    THE VACATION RENTAL INDUSTRY has exponentially expanded with the growth of online home-sharing platforms such as Airbnb, Flipkey, and Homeaway. The state of Hawai‘i alone hosted approximately 23,000 vacation rental units (VRUs) in 2017, meaning one out of every 24 of our housing units is a VRU. While not every city has adopted such a comprehensive […]

  • Hawai‘i Budget Primer: An Overview of How Hawai‘i Invests in Our Future and Our People

    Hawai‘i has a new resource to help make better budget and tax policy decisions, coming online at a critical time in light of recent and upcoming events in Washington. The Hawai‘i Budget Primer serves as a starting point for a new effort to pull together data and information relating to the budget so policy makers, […]

  • Effects of Federal Tax Cuts in Hawai‘i: Correcting the Record

    Hawai‘i’s Department of Business, Economic Development and Tourism (DBEDT) recently released a report, “The Impact of the Federal Tax Cut and Jobs Act (TCJA) on Hawai‘i Households,” which analyzed the effects of the new federal tax law on Hawai‘i households in 2018.  This report, which was featured in an article in the Honolulu Star-Advertiser, concluded that […]

  • Hawaiʻi Vacation Rentals: Impact on Housing & Hawaiʻi’s Economy

    Finding affordable housing has long been a significant challenge for Hawaiʻi’s residents. Over the past decade, it has risen to crisis proportions. The growth of the vacation rental industry in recent years is exacerbating these problems. Over just the last two years, the number of VRUs has increased by 35 percent. One out of every […]

  • Senate Ways & Means chair blocks a bill to raise minimum wage to $15 an hour

    A Hawaii state senator is blocking a bill that would increase Hawaii’s minimum wage after a series of pay hikes that was enacted in 2014 came to an end this year. As of Jan. 1, the state minimum wage stands at $10.10. Arianna Espinoza says with that rate, she’s barely getting by working at a retail store in […]

  • New bill works towards equal pay in the workplace

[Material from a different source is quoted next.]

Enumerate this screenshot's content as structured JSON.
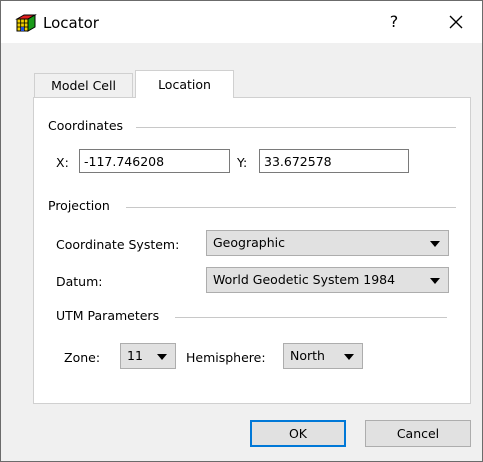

    A bill at the State Capitol is gaining momentum in the movement to help women in the workplace earn just as much as their male counterparts. According to the Hawaii Appleseed Center, women in Hawaii make 16% less than men. “The problem is that women are paid less than men for doing the same work. […]

  • Gradually raise minimum wage

    In January 2015, Hawaii’s minimum wage increased by 50 cents in the first of four annual increases that have lifted the floor on hourly pay here to the current rate, $10.10. State lawmakers are now weighing whether it should be bumped up again — but there’s more cause for caution today than there was in […]

  • Hawaii School Breakfast Scorecard, School Year 2015-16

    All of Hawai‘i’s children deserve a good education that opens up opportunities for the rest of their lives. But hungry keiki can’t learn. In the face of some of the highest food costs in the nation, many Hawai‘i families can’t afford to provide their children with a healthy breakfast every morning. Even higher-income families often […]